Grants for all or part of your college tuition are free money. There are made available by federal and state programs as well as other sources. They are usually attached to eligibility requirements and restrictions.

Financial Need 

Federally sponsored Pell Grants are the most common of support with students who demonstrate financial need. If you completed the FAFSA and qualified, a Pell grant would be included in your financial aid award letter.

Critical NeedsDesign_Interns_iStock_000029554856Large

The Federal TEACH program supports students who are pursuing studies in areas determined to be critical needs. Critical needs grants can be given on top of the Pell Grant and may need to be paid back as a loan if you don't meet their requirements after graduation. If you are planning to pursue a career in teaching, contact your college financial aid office about this grant opportunity and learn more here

Diabilities & Illnesses

Students who have suffered disabling illness or have special needs are eligible for grants from non-profit organizations service the specific disability, such as National Association of Allergy and Infectious Diseases, Hereditary Disease Foundation, American Cancer Society, and more so check out these sources if you fall into one of these categories.


Students who have served in the military or the children of parents who served may be eligible for grants through the G.I. Bill or through veterans' organizations.


Religious groups often sponsor students in their congregations. Larger grants may be available through national church organizations like the National Baptist Convention or the Missouri Lutheran Synod.


Athletes compete for scholarships that may be attached to additional grants. But, this is also true for accomplished musicians, artists, videographers, performing artists, and other talents. Such grants are offered by state and local governments, women's organizations, journalism associations, music organizations, colleges, and the like.

Special Studies

Some students have a passion for what may be seen as special studies. And, there are grants to fund these studies in female issues, African studies, Native American archeology, or Pacific Island paleontology. These grants are usually funded by private parties or related organizations.

Industry Sponsored

Some businesses provide grants (and internships) to students to feed their talent pipeline. Business sectors like finance and investment, agriculture, fabrics, oil, and insurance all provide student grants.

How grants & scholarships work

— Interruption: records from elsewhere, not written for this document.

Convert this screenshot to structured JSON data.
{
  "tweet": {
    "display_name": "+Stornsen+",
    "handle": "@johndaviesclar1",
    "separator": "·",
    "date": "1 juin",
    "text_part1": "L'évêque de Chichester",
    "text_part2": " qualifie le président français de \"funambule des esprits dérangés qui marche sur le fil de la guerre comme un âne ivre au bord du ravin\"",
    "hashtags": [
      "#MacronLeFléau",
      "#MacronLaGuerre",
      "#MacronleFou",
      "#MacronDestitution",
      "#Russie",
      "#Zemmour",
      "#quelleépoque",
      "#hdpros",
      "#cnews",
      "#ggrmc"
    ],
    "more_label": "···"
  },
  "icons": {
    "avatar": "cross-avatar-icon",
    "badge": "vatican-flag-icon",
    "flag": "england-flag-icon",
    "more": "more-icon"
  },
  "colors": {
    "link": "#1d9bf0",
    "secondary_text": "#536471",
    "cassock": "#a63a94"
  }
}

Grants for college tuition pay your bills without adding to your financial burden. There is no debt to accumulate and no interest charged. It is a great accomplishment to graduate without debt, especially when you are facing new expenses in the real world.

When you are faced with mortgages, car payments, marriage and family, it is great to be debt free. When you look around and see fellow graduates owing payments on loans in the six figures, you'll be happy you aren't one of them.

How to find money

Now, finding available scholarships and grants is time-intensive. Finding free money is harder than finding and applying for loans. But that convenience comes at a significant cost. Parents are better advised to think early and consider:

  • a 529 Tuition Payment Plan that accumulates earnings tax-free as long as they are used to pay tuition
  • similar prepaid college tuition plans offered by some states
  • tuition payment plans available at some schools divide your college tuition into 12-month installments
  • advanced courses completed in high school reduce tuition costs when transferable.
  • plans to cover or reduce tuition offered by student or parent employers.

Entering college takes a lot of time and work. Parents and students are smart to start early and prepare a strategic plan. The College Planning Center of Rhode Island can help your with your college search and assist you with applying for financial aid. Check out their section on Financial Aid 101.

Topics: scholarships in RI, scholarships in rhode island